Pros: Good colour, Good macro mode, Large 2.2" screen, Very quick focusing, Quick shutter response, Slow zoom / quick zoom control, Good video mode (MPEG4), Orientation sensor auto-rotates images, Red-eye reduction can work well, Easy to use, Very low purple-fringing
Cons: Slightly soft / fuzzy images, No Custom White Balance, Delay zooming (in playback mode), Doesn't take AA batteries, No way to access playback mode without the lens extending
Summary: Kodak's super-zoom demonstrates superb handling and an impressive performance. The controls are intuitive and the zoom control is slick. Image quality is above average with good contrasts and accurate exposure but the resolution can seem a little rough when pictures are enlarged, despite the five-megapixel sensor.

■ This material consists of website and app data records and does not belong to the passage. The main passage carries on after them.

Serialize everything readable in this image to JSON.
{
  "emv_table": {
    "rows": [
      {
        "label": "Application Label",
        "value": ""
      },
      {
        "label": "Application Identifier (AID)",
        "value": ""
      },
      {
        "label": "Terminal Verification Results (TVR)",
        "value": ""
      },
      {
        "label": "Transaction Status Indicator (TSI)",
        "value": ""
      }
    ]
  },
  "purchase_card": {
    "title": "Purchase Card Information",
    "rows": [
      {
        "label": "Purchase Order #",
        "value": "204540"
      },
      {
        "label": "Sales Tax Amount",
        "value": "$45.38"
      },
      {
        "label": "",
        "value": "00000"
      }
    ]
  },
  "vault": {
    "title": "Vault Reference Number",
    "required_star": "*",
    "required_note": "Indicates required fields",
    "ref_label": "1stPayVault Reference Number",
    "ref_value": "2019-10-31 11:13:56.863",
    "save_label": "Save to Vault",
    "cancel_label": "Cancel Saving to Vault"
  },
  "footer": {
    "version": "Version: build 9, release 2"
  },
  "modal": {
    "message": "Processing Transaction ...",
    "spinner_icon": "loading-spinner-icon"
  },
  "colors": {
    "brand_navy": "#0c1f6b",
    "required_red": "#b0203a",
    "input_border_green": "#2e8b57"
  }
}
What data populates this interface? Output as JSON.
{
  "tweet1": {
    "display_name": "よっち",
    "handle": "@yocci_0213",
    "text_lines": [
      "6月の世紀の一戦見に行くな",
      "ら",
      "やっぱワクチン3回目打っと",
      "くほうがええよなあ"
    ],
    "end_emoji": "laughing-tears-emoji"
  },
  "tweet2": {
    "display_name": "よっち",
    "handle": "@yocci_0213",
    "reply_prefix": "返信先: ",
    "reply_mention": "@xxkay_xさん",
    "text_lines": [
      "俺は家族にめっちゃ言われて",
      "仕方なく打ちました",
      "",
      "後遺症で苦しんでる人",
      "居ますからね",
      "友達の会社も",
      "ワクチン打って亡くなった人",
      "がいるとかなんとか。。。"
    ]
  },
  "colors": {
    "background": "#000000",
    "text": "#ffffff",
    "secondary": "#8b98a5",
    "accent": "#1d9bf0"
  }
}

Summary: On test, the DX7590 produced photographs with slightly elevated contrast and saturation, although colour fidelity was generally high. Pictures had excellent edge-to-edge sharpness but sharpening artefacts were common. Low light shots were clean but noisy at ISO 400 and 800. Response times were average. . .
Pros: Excellent picture quality for the price, Superior electronic viewfinder, Plenty of shooting options
Cons: Sharpening artefacts common, No image stabiliser, Poor AF performance in low light [BG05]
Summary: Not a name you instantly think of when talking about quality digital cameras. Obviously when thinking of film cameras Kodak is a big name, although they have made digitals for years, here at last they make a giant leap forward.